Im Focus: A unique data centre for cosmological simulations

Scientists from the Excellence Cluster Universe at the Ludwig-Maximilians-Universität Munich have establised "Cosmowebportal", a unique data centre for cosmological simulations located at the Leibniz Supercomputing Centre (LRZ) of the Bavarian Academy of Sciences. The complete results of a series of large hydrodynamical cosmological simulations are available, with data volumes typically exceeding several hundred terabytes. Scientists worldwide can interactively explore these complex simulations via a web interface and directly access the results.

With current telescopes, scientists can observe our Universe’s galaxies and galaxy clusters and their distribution along an invisible cosmic web. From the...

Im Focus: Scientists develop molecular thermometer for contactless measurement using infrared light

Temperature measurements possible even on the smallest scale / Molecular ruby for use in material sciences, biology, and medicine

Chemists at Johannes Gutenberg University Mainz (JGU) in cooperation with researchers of the German Federal Institute for Materials Research and Testing (BAM)...

Im Focus: Optoelectronic Inline Measurement – Accurate to the Nanometer

Germany counts high-precision manufacturing processes among its advantages as a location. It’s not just the aerospace and automotive industries that require almost waste-free, high-precision manufacturing to provide an efficient way of testing the shape and orientation tolerances of products. Since current inline measurement technology not yet provides the required accuracy, the Fraunhofer Institute for Laser Technology ILT is collaborating with four renowned industry partners in the INSPIRE project to develop inline sensors with a new accuracy class. Funded by the German Federal Ministry of Education and Research (BMBF), the project is scheduled to run until the end of 2019.

New Manufacturing Technologies for New Products

All Focus news of the innovation-report >>>

Anzeige

Anzeige

Event News

Plants are networkers

19.06.2017 | Event News

Digital Survival Training for Executives

13.06.2017 | Event News

Global Learning Council Summit 2017

13.06.2017 | Event News

 
Latest News

A new technique isolates neuronal activity during memory consolidation

22.06.2017 | Life Sciences

Plant inspiration could lead to flexible electronics
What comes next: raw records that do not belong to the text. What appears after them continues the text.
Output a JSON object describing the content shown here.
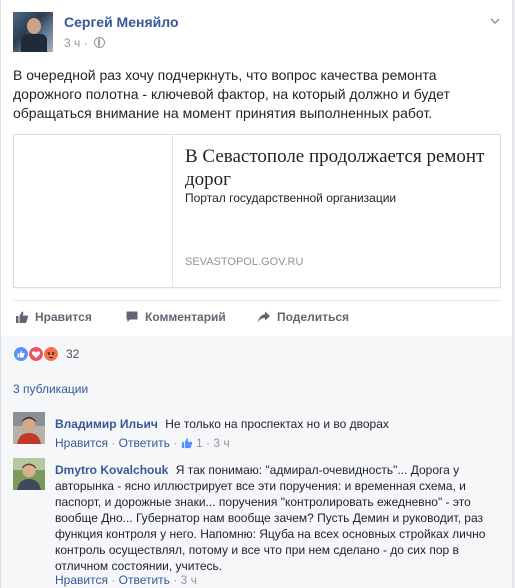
{
  "post": {
    "author": "Сергей Меняйло",
    "time": "3 ч",
    "text": "В очередной раз хочу подчеркнуть, что вопрос качества ремонта дорожного полотна - ключевой фактор, на который должно и будет обращаться внимание на момент принятия выполненных работ."
  },
  "link": {
    "title": "В Севастополе продолжается ремонт дорог",
    "description": "Портал государственной организации",
    "domain": "SEVASTOPOL.GOV.RU"
  },
  "actions": {
    "like": "Нравится",
    "comment": "Комментарий",
    "share": "Поделиться"
  },
  "reactions": {
    "count": "32",
    "icons": [
      "like-icon",
      "love-icon",
      "angry-icon"
    ],
    "colors": {
      "like": "#5890ff",
      "love": "#f25268",
      "angry": "#f7714c"
    }
  },
  "shares": {
    "label": "3 публикации"
  },
  "comments": [
    {
      "name": "Владимир Ильич",
      "text": "Не только на проспектах но и во дворах",
      "like_label": "Нравится",
      "reply_label": "Ответить",
      "likes": "1",
      "time": "3 ч"
    },
    {
      "name": "Dmytro Kovalchouk",
      "text": "Я так понимаю: \"адмирал-очевидность\"... Дорога у авторынка - ясно иллюстрирует все эти поручения: и временная схема, и паспорт, и дорожные знаки... поручения \"контролировать ежедневно\" - это вообще Дно... Губернатор нам вообще зачем? Пусть Демин и руководит, раз функция контроля у него. Напомню: Яцуба на всех основных стройках лично контроль осуществлял, потому и все что при нем сделано - до сих пор в отличном состоянии, учитесь.",
      "like_label": "Нравится",
      "reply_label": "Ответить",
      "time": "3 ч"
    }
  ]
}
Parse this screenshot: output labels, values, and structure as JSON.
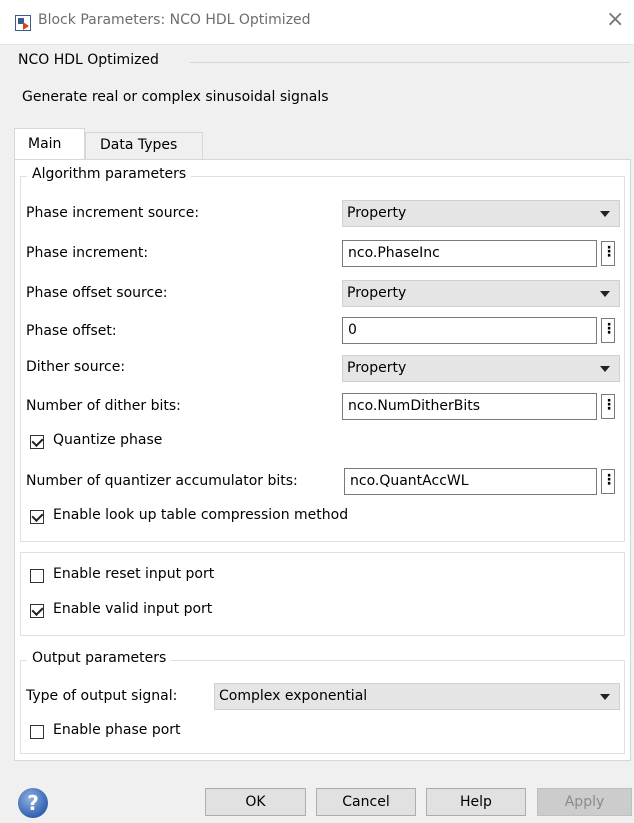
{
  "window": {
    "title": "Block Parameters: NCO HDL Optimized",
    "close_glyph": "×"
  },
  "header": {
    "block_name": "NCO HDL Optimized",
    "description": "Generate real or complex sinusoidal signals"
  },
  "tabs": [
    {
      "label": "Main",
      "active": true
    },
    {
      "label": "Data Types",
      "active": false
    }
  ],
  "algorithm": {
    "legend": "Algorithm parameters",
    "phase_increment_source": {
      "label": "Phase increment source:",
      "value": "Property"
    },
    "phase_increment": {
      "label": "Phase increment:",
      "value": "nco.PhaseInc"
    },
    "phase_offset_source": {
      "label": "Phase offset source:",
      "value": "Property"
    },
    "phase_offset": {
      "label": "Phase offset:",
      "value": "0"
    },
    "dither_source": {
      "label": "Dither source:",
      "value": "Property"
    },
    "num_dither_bits": {
      "label": "Number of dither bits:",
      "value": "nco.NumDitherBits"
    },
    "quantize_phase": {
      "label": "Quantize phase",
      "checked": true
    },
    "num_quantizer_bits": {
      "label": "Number of quantizer accumulator bits:",
      "value": "nco.QuantAccWL"
    },
    "lut_compression": {
      "label": "Enable look up table compression method",
      "checked": true
    }
  },
  "ports": {
    "reset": {
      "label": "Enable reset input port",
      "checked": false
    },
    "valid": {
      "label": "Enable valid input port",
      "checked": true
    }
  },
  "output": {
    "legend": "Output parameters",
    "type": {
      "label": "Type of output signal:",
      "value": "Complex exponential"
    },
    "phase_port": {
      "label": "Enable phase port",
      "checked": false
    }
  },
  "buttons": {
    "ok": "OK",
    "cancel": "Cancel",
    "help": "Help",
    "apply": "Apply",
    "help_glyph": "?"
  },
  "more_glyph": "⋮",
  "icons": {
    "help": "help-icon",
    "more": "more-options-icon",
    "dropdown": "chevron-down-icon"
  }
}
22.06.2017 | Materials Sciences

A rhodium-based catalyst for making organosilicon using less precious metal

22.06.2017 | Materials Sciences

VideoLinks
B2B-VideoLinks
More VideoLinks >>>